Two groups of people, one without signs of previous infection and the other with signs of previous infection, were followed for up to six months.
The study – which has not yet been peer reviewed – found that past infection reduced the chances of catching the virus again by 83% for at least five months.
The cohort has been tested regularly for Covid-19.
“The results suggest that reinfection rates in the positive cohort were 83% lower than in the negative cohort during the follow-up period. ”
But the researchers warned that protection was not complete and that the duration of immunity was unclear. It is also possible that those who have some degree of immunity to the virus can still pass it on to others.
“We now know that most of those who have had the virus, and developed antibodies, are protected against reinfection, but it is not total and we do not yet know how long the protection lasts”, Susan Hopkins, senior medical adviser at PHE and co-leader of the study, Reuters said.
“Even if you think you have had the disease before and are protected, you can be reassured that it is highly unlikely that you will develop serious infections. But there is always a risk that you could get an infection and pass it on to others, ”Hopkins said. .
Hopkins made this point during an interview with the BBC’s Today program on Thursday.
« [Infection] reduces your risk by at least 80%… but that doesn’t eliminate it, ”she says.
“We found people with very high amounts of the virus in their nasal and throat swabs that would easily be in the range that would cause levels of transmission to other people. Hopkins stressed that people who had previously caught Covid-19 still had to obey social distancing rules to avoid transmitting the disease.
England is currently under strict national lockdown after cases surged during the holiday period.
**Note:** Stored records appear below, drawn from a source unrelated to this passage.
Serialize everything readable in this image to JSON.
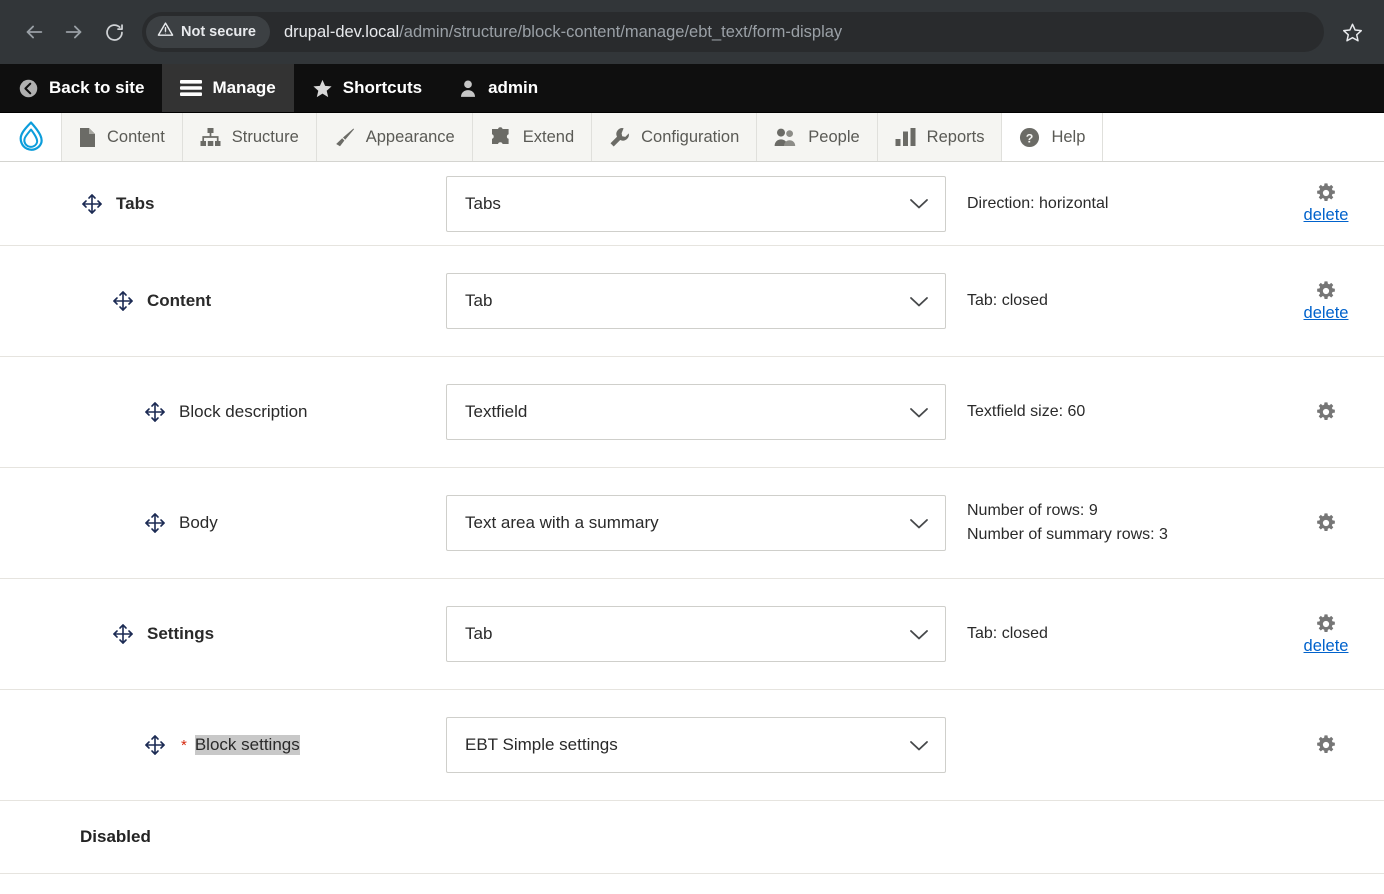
{
  "browser": {
    "back_icon": "back-arrow-icon",
    "forward_icon": "forward-arrow-icon",
    "reload_icon": "reload-icon",
    "security_warning_icon": "warning-triangle-icon",
    "security_label": "Not secure",
    "url_host": "drupal-dev.local",
    "url_path": "/admin/structure/block-content/manage/ebt_text/form-display",
    "bookmark_icon": "star-icon",
    "colors": {
      "chrome_bg": "#323639",
      "omnibox_bg": "#292b2d",
      "chip_bg": "#3c4043"
    }
  },
  "admin_toolbar": {
    "items": [
      {
        "label": "Back to site",
        "icon": "back-circle-icon",
        "active": false
      },
      {
        "label": "Manage",
        "icon": "hamburger-icon",
        "active": true
      },
      {
        "label": "Shortcuts",
        "icon": "star-icon",
        "active": false
      },
      {
        "label": "admin",
        "icon": "user-icon",
        "active": false
      }
    ]
  },
  "admin_menu": {
    "logo_icon": "drupal-drop-logo",
    "items": [
      {
        "label": "Content",
        "icon": "page-icon"
      },
      {
        "label": "Structure",
        "icon": "hierarchy-icon"
      },
      {
        "label": "Appearance",
        "icon": "paintbrush-icon"
      },
      {
        "label": "Extend",
        "icon": "puzzle-piece-icon"
      },
      {
        "label": "Configuration",
        "icon": "wrench-icon"
      },
      {
        "label": "People",
        "icon": "people-icon"
      },
      {
        "label": "Reports",
        "icon": "bar-chart-icon"
      },
      {
        "label": "Help",
        "icon": "question-circle-icon"
      }
    ]
  },
  "form_display": {
    "rows": [
      {
        "label": "Tabs",
        "bold": true,
        "required": false,
        "selected": false,
        "indent": 0,
        "widget": "Tabs",
        "summary": [
          "Direction: horizontal"
        ],
        "has_gear": true,
        "has_delete": true,
        "delete_label": "delete"
      },
      {
        "label": "Content",
        "bold": true,
        "required": false,
        "selected": false,
        "indent": 1,
        "widget": "Tab",
        "summary": [
          "Tab: closed"
        ],
        "has_gear": true,
        "has_delete": true,
        "delete_label": "delete"
      },
      {
        "label": "Block description",
        "bold": false,
        "required": false,
        "selected": false,
        "indent": 2,
        "widget": "Textfield",
        "summary": [
          "Textfield size: 60"
        ],
        "has_gear": true,
        "has_delete": false,
        "delete_label": ""
      },
      {
        "label": "Body",
        "bold": false,
        "required": false,
        "selected": false,
        "indent": 2,
        "widget": "Text area with a summary",
        "summary": [
          "Number of rows: 9",
          "Number of summary rows: 3"
        ],
        "has_gear": true,
        "has_delete": false,
        "delete_label": ""
      },
      {
        "label": "Settings",
        "bold": true,
        "required": false,
        "selected": false,
        "indent": 1,
        "widget": "Tab",
        "summary": [
          "Tab: closed"
        ],
        "has_gear": true,
        "has_delete": true,
        "delete_label": "delete"
      },
      {
        "label": "Block settings",
        "bold": false,
        "required": true,
        "selected": true,
        "indent": 2,
        "widget": "EBT Simple settings",
        "summary": [],
        "has_gear": true,
        "has_delete": false,
        "delete_label": ""
      }
    ],
    "disabled_section_label": "Disabled",
    "drag_handle_icon": "move-cross-arrows-icon",
    "gear_icon": "gear-icon",
    "chevron_icon": "chevron-down-icon",
    "colors": {
      "link": "#0062cc",
      "required_star": "#d5290f",
      "selection_highlight": "#c8c8c8",
      "row_border": "#e6e4df",
      "handle": "#1b2a53"
    }
  }
}
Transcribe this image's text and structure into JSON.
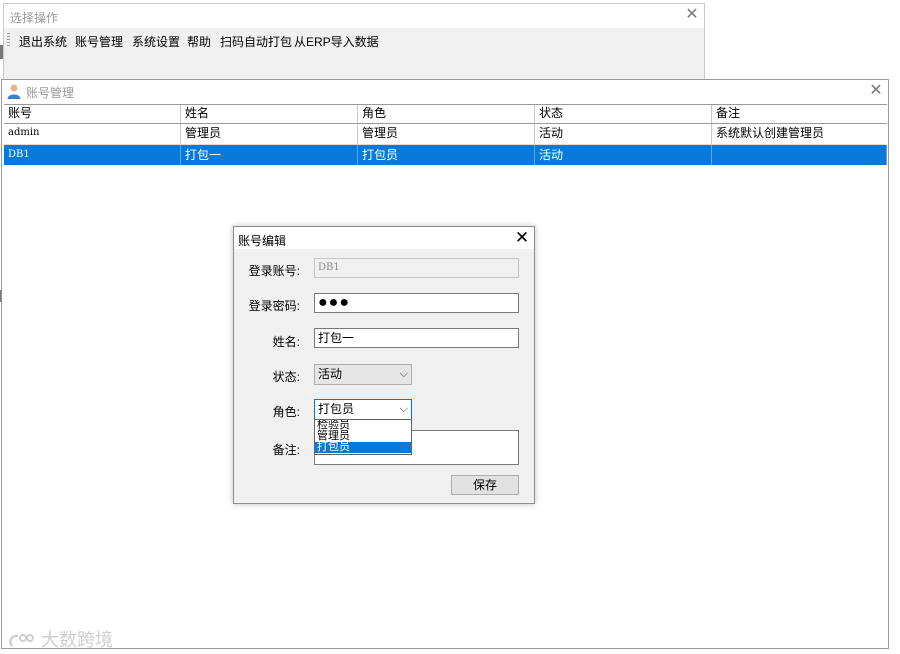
{
  "select_window": {
    "title": "选择操作",
    "menu": [
      "退出系统",
      "账号管理",
      "系统设置",
      "帮助",
      "扫码自动打包",
      "从ERP导入数据"
    ]
  },
  "account_window": {
    "title": "账号管理",
    "columns": [
      "账号",
      "姓名",
      "角色",
      "状态",
      "备注"
    ],
    "rows": [
      [
        "admin",
        "管理员",
        "管理员",
        "活动",
        "系统默认创建管理员"
      ],
      [
        "DB1",
        "打包一",
        "打包员",
        "活动",
        ""
      ]
    ]
  },
  "edit_dialog": {
    "title": "账号编辑",
    "labels": {
      "account": "登录账号:",
      "password": "登录密码:",
      "name": "姓名:",
      "status": "状态:",
      "role": "角色:",
      "remark": "备注:"
    },
    "values": {
      "account": "DB1",
      "password": "●●●",
      "name": "打包一",
      "status": "活动",
      "role": "打包员",
      "remark": ""
    },
    "role_options": [
      "检验员",
      "管理员",
      "打包员"
    ],
    "role_selected_index": 2,
    "save_label": "保存"
  },
  "watermark": "大数跨境",
  "colors": {
    "selection": "#0a79d7",
    "window_bg": "#f0f0f0"
  }
}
The UK has recorded more than 3.2 million cases of infection.
“What [the study] What really stands out is that immediately after infection you probably have a high level of protection, but that will deteriorate over time, ”also told the BBC Niall Ferguson, a leading epidemiologist at Imperial College London.
“Transmission is now slower than it would have been in the absence of infected people and people who have already been infected with the virus are less likely to be infected – and this slows the spread. ”
“This study supports the hypothesis that primary infection… provides a high degree of immunity against repeated infection in the short to medium term; with similar levels of prevention of symptomatic infection as currently licensed vaccines for working-age adults ” report notes.
“Primary infection also reduces the risk of asymptomatic infection and therefore subsequent transmission; this is particularly important [that]… Health care was seen as a potential driver of continued community transmission during Wave 1 in the UK. ”
Researchers will continue to study antibody responses to infection and the impact of Covid-19 vaccines.